- Dispute resolution. Suppose in the unfortunate scenario a dispute does arise in the course of building works. In that case, a JCT contract also contains provisions on how to deal with such disputes. These provisions will often nominate an arbitrator or adjudicator who can make decisions as to the accountability of the parties. A JCT contrac therefore allows the parties to avoid more costly and drawn-out court proceedings. People within the construction industry use JCT contracts primarily to have a standard document to rely upon when a dispute arises.
- Dangers surrounding the industry are addressed. JCT contracts are also used as a means of protecting employers against poor contractors. The employer can be comfortable in the knowledge that most eventualities are covered by the contract, e.g. penalties for late completion of work or conditions. Furthermore, a JCT contract is designed in a way that the provisions of the agreement are comprehensive and cover most of the dangers which surround the construction industry.
Things to consider.
Despite JCT contracts following a standard format, it’s still important to understand what the document includes, especially if you are unfamiliar with using them. Some of the associated risks include:
- Lack of flexibility. When a JCT contract has been produced, it can be tough for either party to make a change to their requirements. Given the standard formatting of JCT contracts, any changes could lead to project delays as unfamiliarity is inserted.
- Inaccurate requirements. Any requirements stated in a JCT contract must be accurate. If an employer poorly assembles their requirements, it may result in the contractors work not satisfying the employer. For instance, if the employer gives the contractor ‘freehand’ over the design, the employer has given the contractor the ability to make decisions under the JCT contract. As a result, the employer won’t be protected by the contract, if the contractor works to the lowest possible specifications.
- Negotiations. A JCT contract can take a lot of time and money to produce. The time-frame and cost of the project will rise when there are disagreements. Disagreements result in negotiations over the terms and conditions of the contract.
- Improperly produced.
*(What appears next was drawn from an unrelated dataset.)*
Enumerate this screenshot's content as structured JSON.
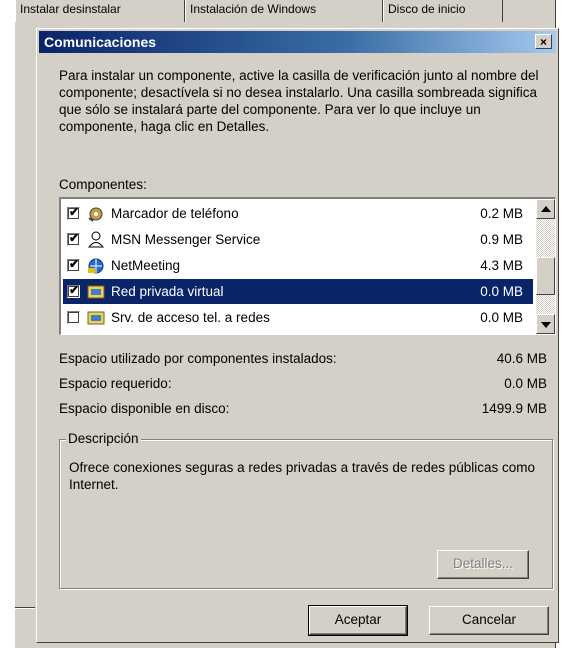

If the agreement hasn’t been properly drafted, reviewed or it has been extensively amended and you sign the contract, you could be agreeing to unfavourable terms and conditions.
How can Britton and Time Solicitors help?
As with all contracts, a solicitor will ensure your contract has been properly drafted and reviewed. A misunderstanding or error can cause costly consequences, especially with large building contracts.
A JCT contract review with a solicitor will highlight any clauses hidden within legal jargon, and identify whether the contract is fair. Even if you’re happy with the contract, you will gain the peace of mind that you’re not going to have any future problems.
Regarding drafting a contract, our solicitors will ensure that your contract is properly written and legally binding. As a result, there will be no errors in the contract and the chance of contestation will be minimised. Furthermore, a solicitor will negotiate your JCT contract to ensure it’s in line with your desires.
To find out more about JCT contracts please don’t hesitate to visit our independent legal advice page or call our solicitors directly on 020 3007 5500.
Great post on JCT contracts from Construction solicitors
Thank you for the comment! I’m happy you found our blog on JCT contracts useful.
Hi – a couple of questions with the JCT contract which I am sure you will know off the top of your head:
1. Does it stipulate that all works should be done to British Building Regs?
2. If the builder “forgets” to invoice for something. What is a reasonable period to include this?
Sorry – these seem rather important points and can’t find them in the JCT.